When I returned to work there was such a warm welcoming from everyone. People were checking in with me periodically to see how I was making out with the radiation treatments. After I completed my 4+ weeks of radiation, I got to ring the bell. I came into work the next morning to an announcement written on the bulletin board congratulating me for finishing my cancer treatments. I felt very cared for and loved. So when I sing the praises of the people I work with, it’s because they are inherently good people, with great hearts. I’m sure that’s what drove them to work in this industry where their love and talent could have the most impact.
by Jennifer Eubanks
Easterseals has been an integral part of my life as I have been an educator here for the past 13 years. I receive such joy, feelings of accomplishment and pride when I see my students’ progress year after year. I was thrilled when earlier this year an opportunity presented itself to contribute to the organization on a larger level. My brother-in-law, Kevin Eubanks, was picked to appear on Celebrity Family Feud. He was debating what charity to choose to represent and wanted it to have a local tie. Well, needless to say, I wholeheartedly suggested Easterseals as the perfect charity to choose! Much to my delight, he was onboard with that choice.

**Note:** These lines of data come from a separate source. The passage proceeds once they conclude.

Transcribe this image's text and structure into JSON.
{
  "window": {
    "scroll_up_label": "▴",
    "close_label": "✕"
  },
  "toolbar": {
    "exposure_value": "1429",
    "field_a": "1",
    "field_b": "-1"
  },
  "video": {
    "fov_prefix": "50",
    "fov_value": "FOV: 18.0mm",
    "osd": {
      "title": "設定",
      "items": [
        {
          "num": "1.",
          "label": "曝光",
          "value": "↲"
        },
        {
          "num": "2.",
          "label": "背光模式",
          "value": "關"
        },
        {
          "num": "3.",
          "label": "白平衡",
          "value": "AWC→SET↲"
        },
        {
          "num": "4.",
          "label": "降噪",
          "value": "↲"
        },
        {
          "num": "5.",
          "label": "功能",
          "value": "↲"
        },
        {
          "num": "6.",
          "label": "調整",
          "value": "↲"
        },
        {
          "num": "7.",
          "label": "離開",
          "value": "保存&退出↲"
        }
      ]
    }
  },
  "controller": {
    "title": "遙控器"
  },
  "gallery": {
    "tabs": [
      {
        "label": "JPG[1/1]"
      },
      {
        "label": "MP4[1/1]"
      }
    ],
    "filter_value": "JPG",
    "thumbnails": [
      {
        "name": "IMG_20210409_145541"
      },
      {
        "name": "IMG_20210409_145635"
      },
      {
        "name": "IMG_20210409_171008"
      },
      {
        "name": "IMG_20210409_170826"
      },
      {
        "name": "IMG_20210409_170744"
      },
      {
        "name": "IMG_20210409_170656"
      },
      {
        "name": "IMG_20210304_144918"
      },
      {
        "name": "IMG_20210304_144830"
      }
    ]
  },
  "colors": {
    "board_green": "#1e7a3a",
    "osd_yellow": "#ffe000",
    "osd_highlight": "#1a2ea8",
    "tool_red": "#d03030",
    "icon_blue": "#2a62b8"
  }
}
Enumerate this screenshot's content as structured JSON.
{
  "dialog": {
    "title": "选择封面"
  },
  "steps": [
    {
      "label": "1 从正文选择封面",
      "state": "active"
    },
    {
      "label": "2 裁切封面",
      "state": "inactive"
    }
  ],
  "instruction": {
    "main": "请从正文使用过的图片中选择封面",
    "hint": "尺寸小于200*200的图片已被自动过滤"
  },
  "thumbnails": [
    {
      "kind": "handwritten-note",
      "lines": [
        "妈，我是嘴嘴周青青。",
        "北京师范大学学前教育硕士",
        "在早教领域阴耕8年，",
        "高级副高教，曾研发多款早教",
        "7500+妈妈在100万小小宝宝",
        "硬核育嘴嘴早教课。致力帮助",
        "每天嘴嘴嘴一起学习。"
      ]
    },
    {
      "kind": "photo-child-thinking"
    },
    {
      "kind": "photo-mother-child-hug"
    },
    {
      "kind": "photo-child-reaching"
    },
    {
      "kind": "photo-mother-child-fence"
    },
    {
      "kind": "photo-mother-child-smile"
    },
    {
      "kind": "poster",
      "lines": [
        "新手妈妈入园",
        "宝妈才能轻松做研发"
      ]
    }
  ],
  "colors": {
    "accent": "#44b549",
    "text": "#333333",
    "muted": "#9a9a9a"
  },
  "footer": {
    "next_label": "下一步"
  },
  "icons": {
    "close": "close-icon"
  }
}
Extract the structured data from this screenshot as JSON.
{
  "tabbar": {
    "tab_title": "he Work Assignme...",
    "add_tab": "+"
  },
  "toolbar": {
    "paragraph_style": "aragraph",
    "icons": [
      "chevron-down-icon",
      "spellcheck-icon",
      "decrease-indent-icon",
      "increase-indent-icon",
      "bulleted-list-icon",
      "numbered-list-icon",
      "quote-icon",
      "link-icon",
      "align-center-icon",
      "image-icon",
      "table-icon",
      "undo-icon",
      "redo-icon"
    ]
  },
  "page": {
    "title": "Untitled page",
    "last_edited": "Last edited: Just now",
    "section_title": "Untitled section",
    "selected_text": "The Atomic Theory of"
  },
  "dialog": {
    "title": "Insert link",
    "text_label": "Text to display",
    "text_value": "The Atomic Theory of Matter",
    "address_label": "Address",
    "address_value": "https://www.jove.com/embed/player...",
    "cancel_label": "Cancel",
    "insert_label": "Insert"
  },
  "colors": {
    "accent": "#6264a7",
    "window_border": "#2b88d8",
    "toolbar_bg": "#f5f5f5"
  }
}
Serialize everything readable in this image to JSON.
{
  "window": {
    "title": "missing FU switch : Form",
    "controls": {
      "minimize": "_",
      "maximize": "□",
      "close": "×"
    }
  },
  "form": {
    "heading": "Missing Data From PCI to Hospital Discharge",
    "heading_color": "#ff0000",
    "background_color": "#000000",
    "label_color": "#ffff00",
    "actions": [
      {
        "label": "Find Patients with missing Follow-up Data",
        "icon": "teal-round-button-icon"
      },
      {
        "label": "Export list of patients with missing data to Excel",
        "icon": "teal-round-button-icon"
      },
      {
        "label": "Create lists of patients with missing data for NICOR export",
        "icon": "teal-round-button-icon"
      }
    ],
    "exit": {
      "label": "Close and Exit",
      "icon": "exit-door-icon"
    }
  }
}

It was wonderful to be able to get the Easterseals name out in the public in front of a large viewing audience. The trip was wonderful and the game show was a blast. It was Team Kevin Eubanks vs. Team Ryan Lochte. While I cannot tell you the outcome, you can watch and see for yourselves. The episode is scheduled to air on September 22, 2019 on ABC from 8:00 pm – 9:00pm EDT.
by Danielle Franchini-Muir
Danielle is not only our Director of Behavioral Support Services, but she is also a Friendship Academy parent. As her son began kindergarten this morning, she wrote this lovely note to the staff at the Friendship Academy and the entire Montgomery County Division.
Hi Montco Staff!
I wanted to send a note of thanks on this special day. My son Joey has been attending Friendship Academy at Easterseals Montgomery County for two wonderful years and had his last day just a couple weeks ago. He gets very nervous with new people, places, and things, but school soon became his favorite place to be! Not only were his teachers phenomenal, but all the staff there including other education staff, child care staff, therapists, and even Mr. Steve (on all our late days!) all also made him feel as special and loved as he is to me. There is no better feeling as a parent. He was so sad to leave and even shed a few tears leaving the parking lot on his final day.
As sad as it was/is for both of us, I knew putting him on the bus this morning for Kindergarten he was READY! He was nervous, but smiling. And I know he has the skills to really make it in Kindergarten thanks to all of YOU 🙂
Hope this note and pictures brighten your day! Just know all your hard work really does pay off – you all make differences in the lives of kids and parents every day.